Sharing graphic videos of police brutality and riots can be really triggering for black students and it's important to post these with caution (e.g. trigger warnings). Although sharing helps awareness, think of others before you post.
4. Be authentic
Don't try and overshare or follow trends if you don't understand them yourself. It's much better to take time and learn in private then rush into sharing - which can come across as aesthetic solidarity more than being an authentic ally. Learning about privilege and racism is a journey, so be prepared for that.
5. Reach out
Just a simple "I hope you're okay" or "I can't relate to your pain but I'm here for a chat" is important. The content being shared can be traumatic, emotional and overwhelming for black people and it's important to be emotionally available for black people at this time. Use whatever means you have to take an active stand against racism.
Looking for Ways to Educate Yourself?
Our Students' Union have pulled together a list of important content and useful materials including literature, films, TV shows and podcasts. All literature links below can be accessed via Newcastle University Library Search with your student log-in.
"Racism and the press" Teun A. van Dijk (2015)
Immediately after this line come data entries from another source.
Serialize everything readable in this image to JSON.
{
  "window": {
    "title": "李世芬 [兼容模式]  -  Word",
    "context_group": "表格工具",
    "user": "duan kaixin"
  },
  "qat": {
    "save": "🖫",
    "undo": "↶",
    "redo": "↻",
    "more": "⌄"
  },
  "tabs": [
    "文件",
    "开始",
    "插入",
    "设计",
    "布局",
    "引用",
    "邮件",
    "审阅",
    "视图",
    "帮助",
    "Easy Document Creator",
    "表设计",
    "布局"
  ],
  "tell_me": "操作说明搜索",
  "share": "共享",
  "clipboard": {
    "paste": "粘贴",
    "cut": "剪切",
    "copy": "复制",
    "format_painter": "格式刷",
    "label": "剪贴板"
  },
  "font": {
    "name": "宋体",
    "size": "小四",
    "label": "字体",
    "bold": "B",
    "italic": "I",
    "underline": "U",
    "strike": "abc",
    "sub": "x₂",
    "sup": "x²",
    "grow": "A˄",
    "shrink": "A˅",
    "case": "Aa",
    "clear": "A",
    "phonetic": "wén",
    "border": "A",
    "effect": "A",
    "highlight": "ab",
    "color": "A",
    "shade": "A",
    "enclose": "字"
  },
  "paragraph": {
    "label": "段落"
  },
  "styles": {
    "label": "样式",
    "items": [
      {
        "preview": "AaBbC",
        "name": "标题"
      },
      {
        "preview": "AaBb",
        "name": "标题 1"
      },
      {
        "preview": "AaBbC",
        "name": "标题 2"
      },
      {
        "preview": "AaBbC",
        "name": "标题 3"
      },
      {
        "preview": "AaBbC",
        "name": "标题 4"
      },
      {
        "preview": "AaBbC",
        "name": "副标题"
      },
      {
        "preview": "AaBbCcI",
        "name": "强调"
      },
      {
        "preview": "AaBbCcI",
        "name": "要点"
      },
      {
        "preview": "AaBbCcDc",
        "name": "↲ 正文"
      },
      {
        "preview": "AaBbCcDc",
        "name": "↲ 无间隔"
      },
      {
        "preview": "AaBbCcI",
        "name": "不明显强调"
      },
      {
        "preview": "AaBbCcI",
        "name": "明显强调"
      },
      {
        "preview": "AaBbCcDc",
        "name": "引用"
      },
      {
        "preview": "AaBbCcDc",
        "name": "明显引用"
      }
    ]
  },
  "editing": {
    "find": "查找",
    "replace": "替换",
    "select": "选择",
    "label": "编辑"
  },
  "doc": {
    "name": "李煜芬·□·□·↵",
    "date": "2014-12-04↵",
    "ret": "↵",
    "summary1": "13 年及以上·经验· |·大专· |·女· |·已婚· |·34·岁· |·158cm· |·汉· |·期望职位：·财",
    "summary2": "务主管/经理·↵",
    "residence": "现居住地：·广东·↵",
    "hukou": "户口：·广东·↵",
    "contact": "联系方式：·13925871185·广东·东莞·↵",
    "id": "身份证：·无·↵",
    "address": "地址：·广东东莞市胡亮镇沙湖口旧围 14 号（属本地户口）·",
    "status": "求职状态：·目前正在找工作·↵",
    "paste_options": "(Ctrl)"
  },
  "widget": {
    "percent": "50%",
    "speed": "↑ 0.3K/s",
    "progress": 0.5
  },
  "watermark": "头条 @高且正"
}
"This bridge called my back : writings by radical women of color" Cherríe Moraga; Gloria Anzaldúa (1983)
"The next American revolution sustainable activism for the twenty-first century" Grace Lee Boggs. Scott Kurashige (2012)
"The new Jim Crow : mass incarceration in the age of colorblindness" Michelle Alexander (2010)
"I know why the caged bird sings" Maya Angelou (1928)
"Beyond redistribution White supremacy and racial justice" Kevin M. Graham (2010)
"Why I'm no longer talking to white people about race" Reni Eddo-Lodge (2017)
"Their eyes were watching god" Zora Neale Hurston
"Heavy: An American Memoir" Kiese Laymon
"White Fragility" Robin Diangelo, PHD
When They See Us Netflix
American Son Kenny Leon, Netflix
Dear White People Justin Simien
See You Yesterday Netflix, Stefon Bristol
1619 New York Times
Pod Save The People Crooked Media
Further Support Services
For any student seeking support, our Students' Union's dedicated Welfare and Equality Officer can be contacted at email@example.com and Racial Equality Officer at firstname.lastname@example.org. You can also find more BAME student resources and support here.
Similarly, for those seeking urgent advice, our 24-hour security team can be reached on 0191 208 6817 and our Well-being Services are available on 0191 208 3333 for anyone looking for counselling and support.
Published By Newcastle University on 03/06/2020 | Last Updated 09/03/2021